Los jerséis eran todos de colores vivos y vistosos. Hacia falta alguien con personalidad fuerte o de artista para ponerse esto, pero este no era el requerimiento más difícil. Lo más difícil era meter la cabeza por el cuello. Lo malo era que no bastaba la cabeza para dar el cuello de sí lo suficiente. Luna se puso uno de los jerséis y prefirió quitárselo rápidamente antes de ahogarse.

“Mira Paula. He tomado una decisión.”
Paula miró a Luna en silencio. Le gustaba poder escucharla sin interrumpirle y sin tener que hacer signos ni gruñidos que indicaran que estaba escuchando.
“Estoy preparando patrones y diseños para enviarlos a Bolivia porque los jerseys que nos mandan son imposibles de vender, yo tampoco me los pondría.”
Paula se acordó de una conversación que habían tenido meses antes sobre patrones y culturas y le deseó suerte. Antes de que pudiera seguir, Luna retomó el hilo:
“Ya sé que es su cultura. Pero estamos aquí para vender sus productos y que la gente los use, no para que los compre por caridad y los guarde en el armario a la espera de ser tirados después de un par de años de “quizás me lo ponga”.”
“A ver,” dijo Paula. “No es a mí a quien tienes que convencer. A mí me da igual. A otra gente no, y más o menos ya sabemos quienes son. Por otro lado, igual es más fácil traer cosas a través de la importadora andaluza. No sé por qué pero su ropa siempre parece más vendible. Se lo compramos a ellos y así no tenemos que andar con patrones a Bolivia?”

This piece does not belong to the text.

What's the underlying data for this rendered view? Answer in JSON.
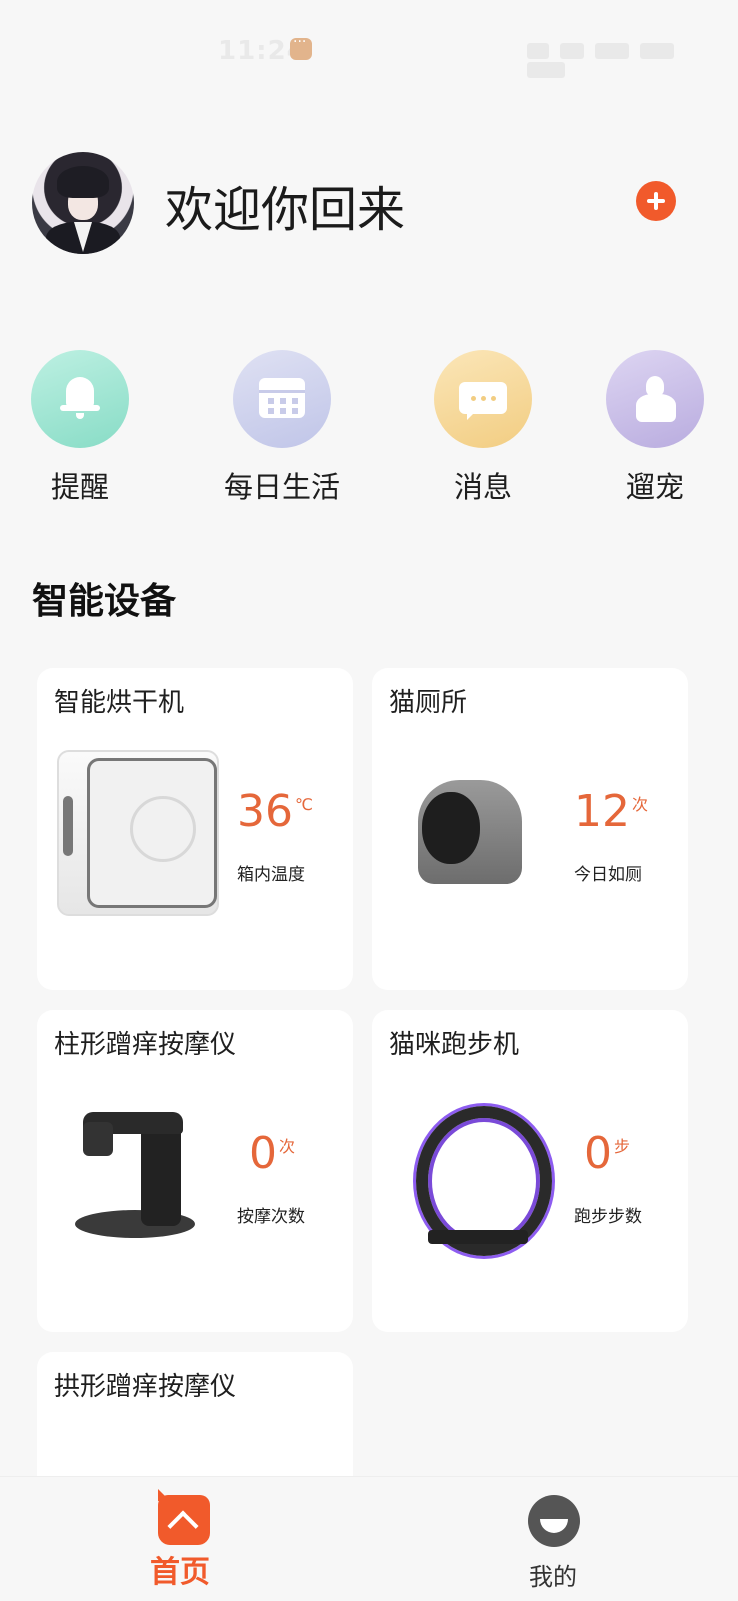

“A mí me hace ilusión hacer patrones.”
“A mí no, no se hacer patrones y no voy a aprender ahora. Ya paso bastante tiempo haciendo las cuentas en casa.”
“Eso es verdad.”

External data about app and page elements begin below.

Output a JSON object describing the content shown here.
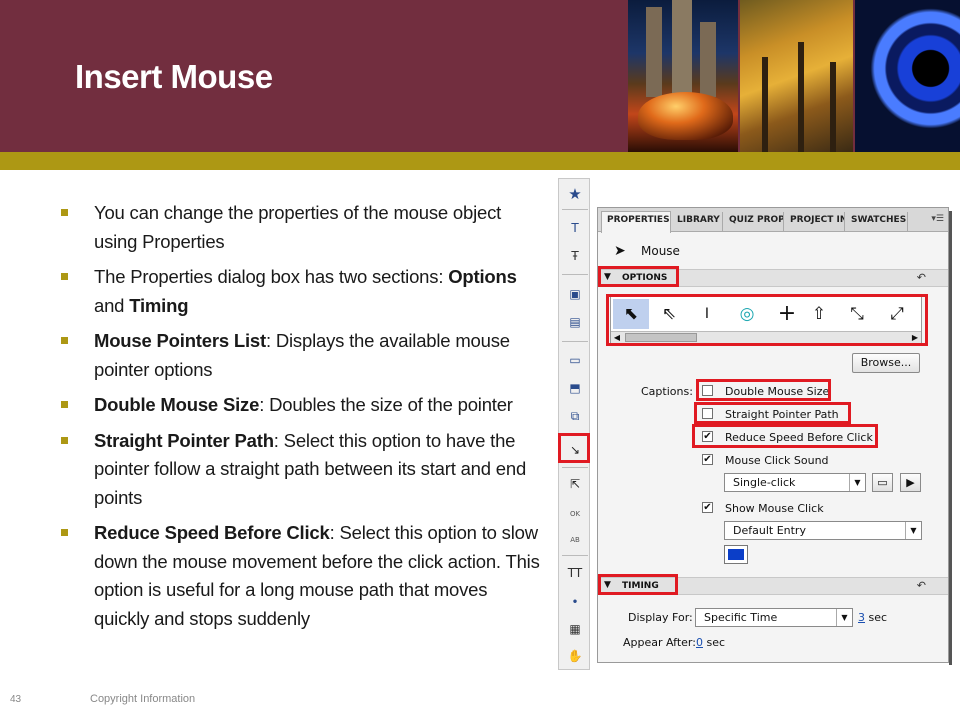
{
  "slide": {
    "title": "Insert Mouse",
    "number": "43",
    "copyright": "Copyright Information"
  },
  "bullets": [
    {
      "bold": "",
      "text": "You can change the properties of the mouse object using Properties"
    },
    {
      "bold": "",
      "text": "The Properties dialog box has two sections: ",
      "b1": "Options",
      "mid": " and ",
      "b2": "Timing"
    },
    {
      "bold": "Mouse Pointers List",
      "text": ": Displays the available mouse pointer options"
    },
    {
      "bold": "Double Mouse Size",
      "text": ": Doubles the size of the pointer"
    },
    {
      "bold": "Straight Pointer Path",
      "text": ": Select this option to have the pointer follow a straight path between its start and end points"
    },
    {
      "bold": "Reduce Speed Before Click",
      "text": ": Select this option to slow down the mouse movement before the click action. This option is useful for a long mouse path that moves quickly and stops suddenly"
    }
  ],
  "panel": {
    "tabs": [
      "PROPERTIES",
      "LIBRARY",
      "QUIZ PROP",
      "PROJECT IN",
      "SWATCHES"
    ],
    "object_name": "Mouse",
    "options_label": "OPTIONS",
    "timing_label": "TIMING",
    "browse_label": "Browse...",
    "captions_label": "Captions:",
    "checkboxes": [
      {
        "label": "Double Mouse Size",
        "checked": false
      },
      {
        "label": "Straight Pointer Path",
        "checked": false
      },
      {
        "label": "Reduce Speed Before Click",
        "checked": true
      },
      {
        "label": "Mouse Click Sound",
        "checked": true
      },
      {
        "label": "Show Mouse Click",
        "checked": true
      }
    ],
    "sound_select": "Single-click",
    "click_select": "Default Entry",
    "click_color": "#0b3ec8",
    "display_for_label": "Display For:",
    "display_for_value": "Specific Time",
    "display_for_secs": "3",
    "appear_after_label": "Appear After:",
    "appear_after_secs": "0",
    "sec_unit": "sec"
  },
  "colors": {
    "header": "#722e3f",
    "stripe": "#ad9814",
    "highlight": "#e01a22"
  }
}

Se citaron para un miércoles, que eran los días normales de reuniones. También era día de partido.
Luna no quiso ir a la reunión. Quizás intuía cual iba a ser la decisión y no quiso estar presente. Paula presentó las cuentas ante la mirada atenta de todos los voluntarios de la junta, incluídos Jose, Ara y el cura. Las comparaciones con la anterior tienda, en la que había empezado Paula su voluntariado en el comercio justo, fueron inevitables.
“… aunque hayamos vendido mucho más que la tienda del año pasado.”
“Es verdad eso? Han vendido más?”
“Sí, mucho más.”
Días más tarde, Josu comentaría: “quien preguntó eso, no ha estado nunca ni en una tienda ni en otra.”
Pero ahora estaban tomando la decisión de si seguir luchando por la tienda que ya había bajado en ventas, aunque no tanto como habían esperado antes de las rebajas.
“Nos podéis decir exactamente qué necesitáis?”
“Pues después de hacer cuentas, hemos mirado, que para aguantar al menos un mes más, tendríamos que hacer un pedido grande de ropa a la otra cooperativa que compra grandes cantidades por comercio justo. Porque ahora la gente va a la tienda a por ropa, porque son las rebajas.”
“Pero esa otra organización no solo compran a Sudamérica”
“No, tendríamos que comprar también cosas de África y de Asia. Pero ellos lo traen todo, y nosotras le podemos hacer un pedido.”
“Y todo eso con que dinero?”
“Con lo que hemos sacado en navidad y que ha sobrado después de pagar la renta.”
Paula y luna no habían separado nada para su propio sueldo.
“Bueno nosotros habíamos quedado en que íbamos a traer cosas solo de Sudamérica”
Esa era la la primera noticia que tenía Paula sobre restricciones en cuanto a cosas que se podían comprar, pero así parecía haberlo decidido Salva. Pero ahora hablaba el contable:
“Parece que nos estáis pidiendo que tomemos una decisión. Y vosotras, que queréis hacer?”
“Nosotras queremos seguir, pero para seguir, hace falta gastar ese dinero en un pedido grande. O vamos a por todas o no vamos. y no queremos hacerlo sin vuestro apoyo así que si no estáis de acuerdo, mejor cerrar.”
“Pues sí. Yo creo que mejor cerrar.”
El que lo había dicho era Salva y era el cura en una reunión donde la mayoría eran cristianos, en su parroquia. Nadie le iba a llevar la contraria. Esa iba a ser la decisión y a Paula se le debió de partir un trocito de corazón porque se quedó sin poder articular más que monosílabos. Solo consiguió articular una frase completa cuando ya habían salido de la tienda-garaje. Jose y ella caminaban juntos el camino que tenían en común, rodeados de aficionados al fútbol que salían del estadio.
“Qué tal, qué piensas.”
“Intuíamos, o sabíamos, que la tienda no iba a durar mucho tiempo. Pero no imaginé que pasaría tan rápido.”